President Kauwe says that when he and his wife, Monica, received their appointment to BYU–Hawaii, they felt confirmation and confidence from the Spirit “that, despite our weaknesses and imperfections and the things we worry about, we could do this.”
The Kauwes want to instill that same confidence in students at BYU–Hawaii. “Our students are truly wonderful, and they are loved dearly by faculty and staff who sacrifice on a daily basis for their well-being,” President Kauwe says. “I want them to know that I believe in them, that their families believe in them, that their Church leaders believe in them, that the Lord believes in them. I believe in their capacity to have faith, to be exceptional in their scholarly endeavors, and to influence the world for good.”

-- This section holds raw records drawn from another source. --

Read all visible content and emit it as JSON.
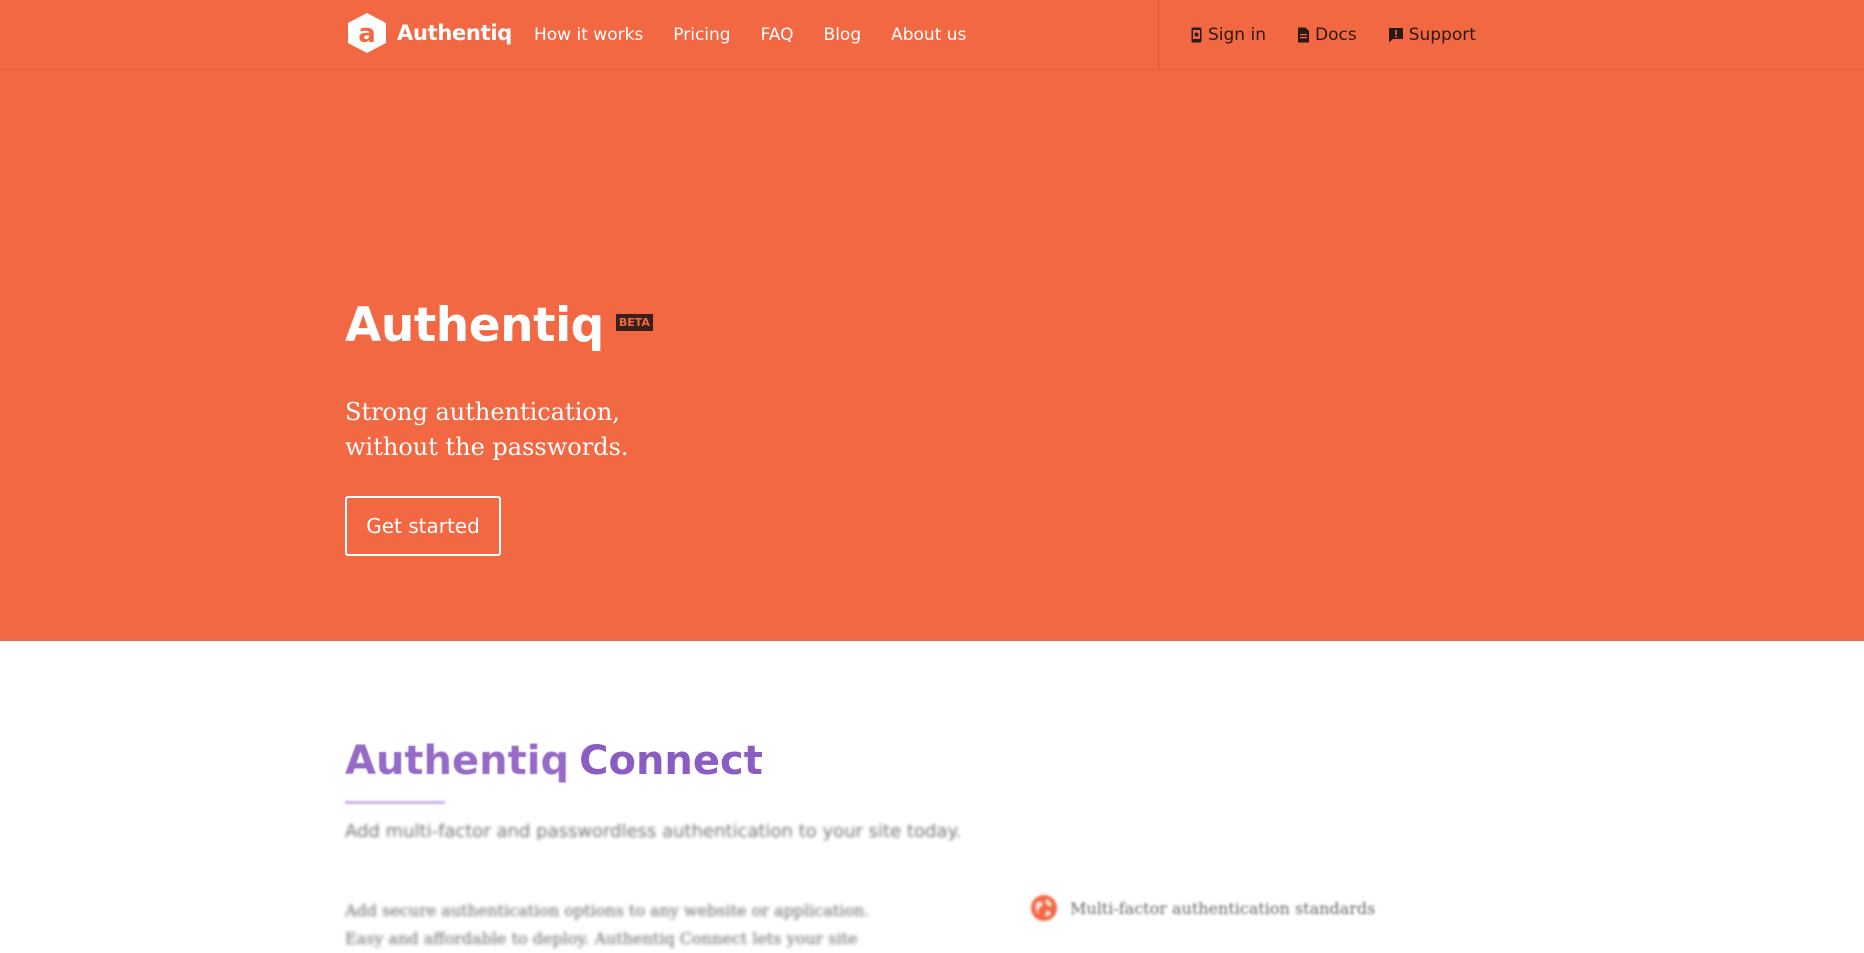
{
  "brand": {
    "name": "Authentiq",
    "logo_letter": "a",
    "primary_color": "#f26843",
    "accent_color": "#8b5cc1"
  },
  "nav": {
    "links": [
      {
        "label": "How it works"
      },
      {
        "label": "Pricing"
      },
      {
        "label": "FAQ"
      },
      {
        "label": "Blog"
      },
      {
        "label": "About us"
      }
    ],
    "right": [
      {
        "label": "Sign in",
        "icon": "phone-icon"
      },
      {
        "label": "Docs",
        "icon": "document-icon"
      },
      {
        "label": "Support",
        "icon": "support-chat-icon"
      }
    ]
  },
  "hero": {
    "title": "Authentiq",
    "badge": "BETA",
    "subtitle_line1": "Strong authentication,",
    "subtitle_line2": "without the passwords.",
    "cta_label": "Get started"
  },
  "connect": {
    "title_part1": "Authentiq",
    "title_part2": "Connect",
    "lead": "Add multi-factor and passwordless authentication to your site today.",
    "body_line1": "Add secure authentication options to any website or application.",
    "body_line2": "Easy and affordable to deploy. Authentiq Connect lets your site",
    "feature1": "Multi-factor authentication standards",
    "feature1_icon": "globe-icon"
  }
}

President Kauwe and his wife, Monica, love the students of BYU–Hawaii and believe in their capacity for goodness and greatness.
Thankful for Donors
“I’m so grateful for the influence donors have had on my career and the lives of my students,” says President Kauwe. “I see what your generosity is doing for our students on a personal level, and it’s absolutely extraordinary.”
He adds, “Your support for BYU–Hawaii is incredibly important. I want to express my deepest gratitude to you for your past, present, and future support. Together we can bless the lives of many more students in the future. Mahalo.”
Getting to Know President Kauwe
Meet the Family
With five children ages 2 to 13, President Kauwe loves spending time with his family.
President Kauwe’s fourth great-grandfather Kaleohano was one of the first converts to the Church in Hawaii.
For President Kauwe, fishing is more than just a hobby; it’s a passion. During one trip to Samoa, he earned the title of Master Fisherman from the locals.